Most of the forest in Canada is controlled by provinces and territories, so tree removal laws vary from province to province. But, there are a few things you should know before you contact a professional. First of all, it is important to determine if your tree requires trimming. Depending on the size and condition of the trees, you can expect to pay anywhere from $80 to $500. In addition, you should look for a professional who offers free quotes.
While tree felling and pruning regulations differ from province to province, Newfoundland and Labrador have some of the most lenient rules, including the fact that a permit is not required if you are pruning on Crown land. However, there are some restrictions and regulations you should keep in mind. For example, in Newfoundland and Labrador, you don’t need a permit to fell a tree on your property.
There are several ways to get a permit for tree felling in Canada. Some provinces have stricter rules for felling trees, so it is best to check the laws in your province before you get started. Luckily, there are some public courses and private courses you can take to learn more about the process. Just remember to ask about permits before you do anything. You’ll be glad you did. They’ll make the process of cutting trees much easier.
There are many different laws and regulations regarding tree pruning and felling in Canada. The most important law to remember is the timing of the cutting. While it is possible to prune a tree while it is in its dormant season, it’s best to make the cut when the tree is in a dormant state. During this time, it is best to prune large limbs first to avoid damaging the bark.

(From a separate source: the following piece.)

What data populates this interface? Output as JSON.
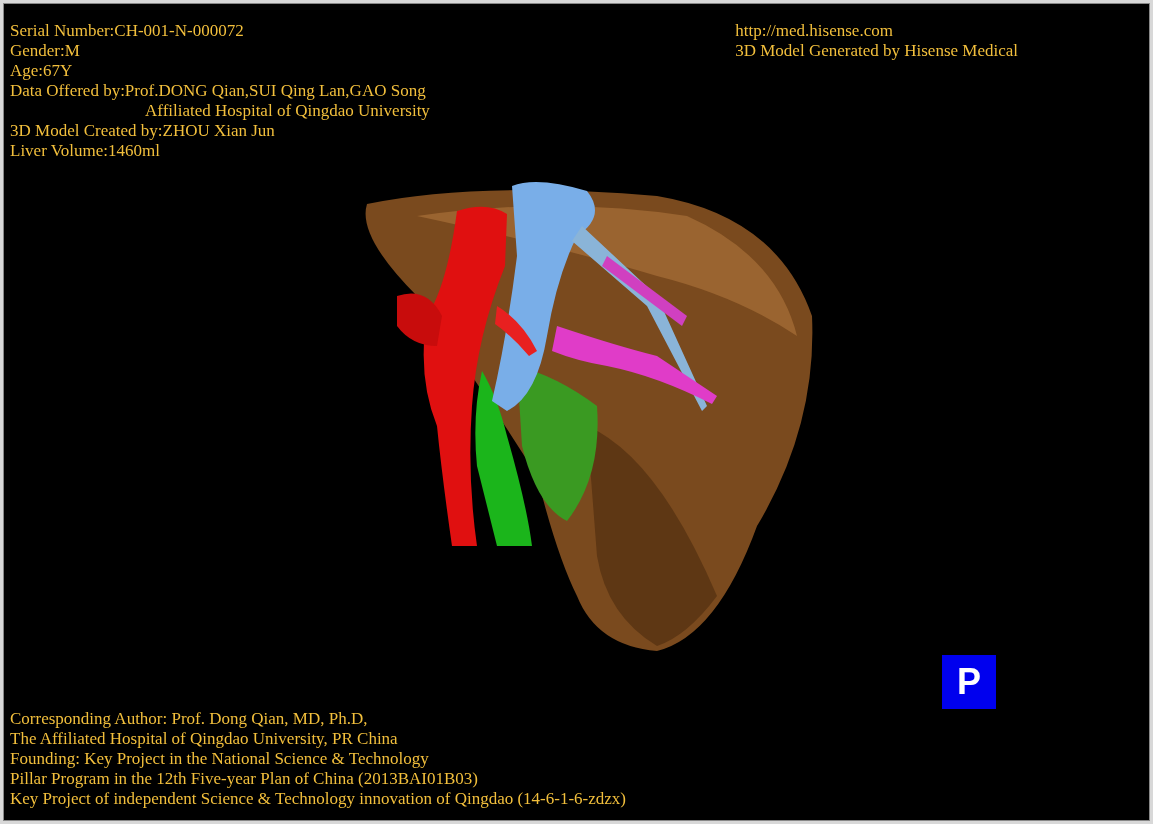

When pruning trees, it’s important to consider their age and whether the process will be harmful. If you are considering falling a tree, consult a professional and see how the process will go. It’s worth a few extra dollars to hire someone to do the work. Usually, they’ll do the work for you. If you’re doing it on your own, make sure you consult a local arborist.
If you’re planning on falling a tree, you should consider the proper timing and location for the cutting. Most provincial governments have different laws regarding the cutting of trees, and they differ from one province to the next. Some are easier to administer than others, and Newfoundlanders don’t need to obtain a permit to fell a tree. For instance, a tree on Crown land should be pruned at its peak during dormant season.
For trees that need heavy pruning, you should wait until the fall season. Elm trees, for example, are especially vulnerable to out-of-season trimming. They are protected only from October to March 31. Furthermore, out-of-season trimming releases chemicals that attract bark beetles, which are carriers of Dutch elm disease. The Dutch elm disease spreads from Europe to North America in the early 20th century. In Alberta, there are three species of bark beetles, which can be easily identified by their distinctive markings.
The laws governing tree pruning and felling in Canada vary by province. In Newfoundland and Labrador, for example, there are few regulations. Despite the fact that a permit is required to fell a tree on Crown land, people should not attempt it during the off-season. Instead, they should consult a local authority to determine the proper timing for pruning. If the trees are already down, they should not be removed.